> [Material shown]
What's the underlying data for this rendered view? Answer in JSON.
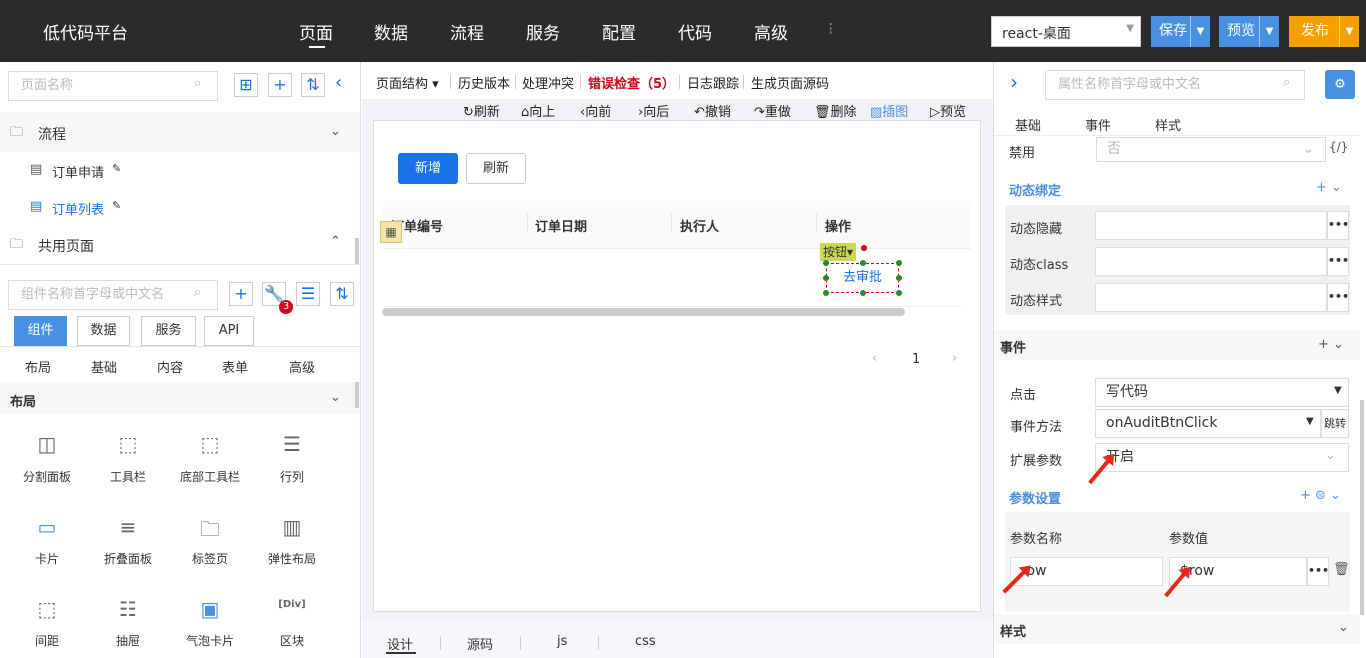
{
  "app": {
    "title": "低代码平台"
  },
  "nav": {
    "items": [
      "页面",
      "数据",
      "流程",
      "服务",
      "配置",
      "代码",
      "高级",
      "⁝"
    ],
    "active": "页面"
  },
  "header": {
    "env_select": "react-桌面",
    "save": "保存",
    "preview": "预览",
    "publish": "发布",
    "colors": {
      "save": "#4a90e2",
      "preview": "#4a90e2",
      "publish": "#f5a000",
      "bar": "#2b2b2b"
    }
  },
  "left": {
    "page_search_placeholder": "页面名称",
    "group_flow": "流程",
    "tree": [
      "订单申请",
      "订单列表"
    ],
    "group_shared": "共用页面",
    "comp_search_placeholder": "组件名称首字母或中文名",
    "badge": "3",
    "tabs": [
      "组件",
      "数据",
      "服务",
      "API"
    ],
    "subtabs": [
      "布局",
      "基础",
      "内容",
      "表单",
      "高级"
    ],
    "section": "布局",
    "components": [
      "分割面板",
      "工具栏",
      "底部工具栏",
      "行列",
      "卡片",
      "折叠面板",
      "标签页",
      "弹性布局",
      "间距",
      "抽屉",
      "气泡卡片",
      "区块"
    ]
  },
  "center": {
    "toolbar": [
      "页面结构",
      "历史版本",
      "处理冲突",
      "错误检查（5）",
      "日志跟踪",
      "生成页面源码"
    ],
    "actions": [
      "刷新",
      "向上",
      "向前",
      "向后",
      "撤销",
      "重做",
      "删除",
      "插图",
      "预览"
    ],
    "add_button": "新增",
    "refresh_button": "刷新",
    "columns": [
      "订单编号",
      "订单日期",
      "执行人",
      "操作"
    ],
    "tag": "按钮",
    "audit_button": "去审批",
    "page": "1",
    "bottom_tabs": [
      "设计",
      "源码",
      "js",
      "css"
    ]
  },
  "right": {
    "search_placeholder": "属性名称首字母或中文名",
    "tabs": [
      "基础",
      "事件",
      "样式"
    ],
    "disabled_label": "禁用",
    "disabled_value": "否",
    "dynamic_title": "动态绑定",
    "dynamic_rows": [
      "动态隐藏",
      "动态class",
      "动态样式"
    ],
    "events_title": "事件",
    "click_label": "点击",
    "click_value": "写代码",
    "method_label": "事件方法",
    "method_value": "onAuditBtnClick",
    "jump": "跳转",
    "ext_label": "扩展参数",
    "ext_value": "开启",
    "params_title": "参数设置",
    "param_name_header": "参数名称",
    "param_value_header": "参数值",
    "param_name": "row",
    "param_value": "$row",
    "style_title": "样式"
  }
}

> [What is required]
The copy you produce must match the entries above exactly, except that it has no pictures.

> [Result for this task]
What's the underlying data for this rendered view? Answer in JSON.
{
  "app": {
    "title": "低代码平台"
  },
  "nav": {
    "items": [
      "页面",
      "数据",
      "流程",
      "服务",
      "配置",
      "代码",
      "高级",
      "⁝"
    ],
    "active": "页面"
  },
  "header": {
    "env_select": "react-桌面",
    "save": "保存",
    "preview": "预览",
    "publish": "发布",
    "colors": {
      "save": "#4a90e2",
      "preview": "#4a90e2",
      "publish": "#f5a000",
      "bar": "#2b2b2b"
    }
  },
  "left": {
    "page_search_placeholder": "页面名称",
    "group_flow": "流程",
    "tree": [
      "订单申请",
      "订单列表"
    ],
    "group_shared": "共用页面",
    "comp_search_placeholder": "组件名称首字母或中文名",
    "badge": "3",
    "tabs": [
      "组件",
      "数据",
      "服务",
      "API"
    ],
    "subtabs": [
      "布局",
      "基础",
      "内容",
      "表单",
      "高级"
    ],
    "section": "布局",
    "components": [
      "分割面板",
      "工具栏",
      "底部工具栏",
      "行列",
      "卡片",
      "折叠面板",
      "标签页",
      "弹性布局",
      "间距",
      "抽屉",
      "气泡卡片",
      "区块"
    ]
  },
  "center": {
    "toolbar": [
      "页面结构",
      "历史版本",
      "处理冲突",
      "错误检查（5）",
      "日志跟踪",
      "生成页面源码"
    ],
    "actions": [
      "刷新",
      "向上",
      "向前",
      "向后",
      "撤销",
      "重做",
      "删除",
      "插图",
      "预览"
    ],
    "add_button": "新增",
    "refresh_button": "刷新",
    "columns": [
      "订单编号",
      "订单日期",
      "执行人",
      "操作"
    ],
    "tag": "按钮",
    "audit_button": "去审批",
    "page": "1",
    "bottom_tabs": [
      "设计",
      "源码",
      "js",
      "css"
    ]
  },
  "right": {
    "search_placeholder": "属性名称首字母或中文名",
    "tabs": [
      "基础",
      "事件",
      "样式"
    ],
    "disabled_label": "禁用",
    "disabled_value": "否",
    "dynamic_title": "动态绑定",
    "dynamic_rows": [
      "动态隐藏",
      "动态class",
      "动态样式"
    ],
    "events_title": "事件",
    "click_label": "点击",
    "click_value": "写代码",
    "method_label": "事件方法",
    "method_value": "onAuditBtnClick",
    "jump": "跳转",
    "ext_label": "扩展参数",
    "ext_value": "开启",
    "params_title": "参数设置",
    "param_name_header": "参数名称",
    "param_value_header": "参数值",
    "param_name": "row",
    "param_value": "$row",
    "style_title": "样式"
  }
}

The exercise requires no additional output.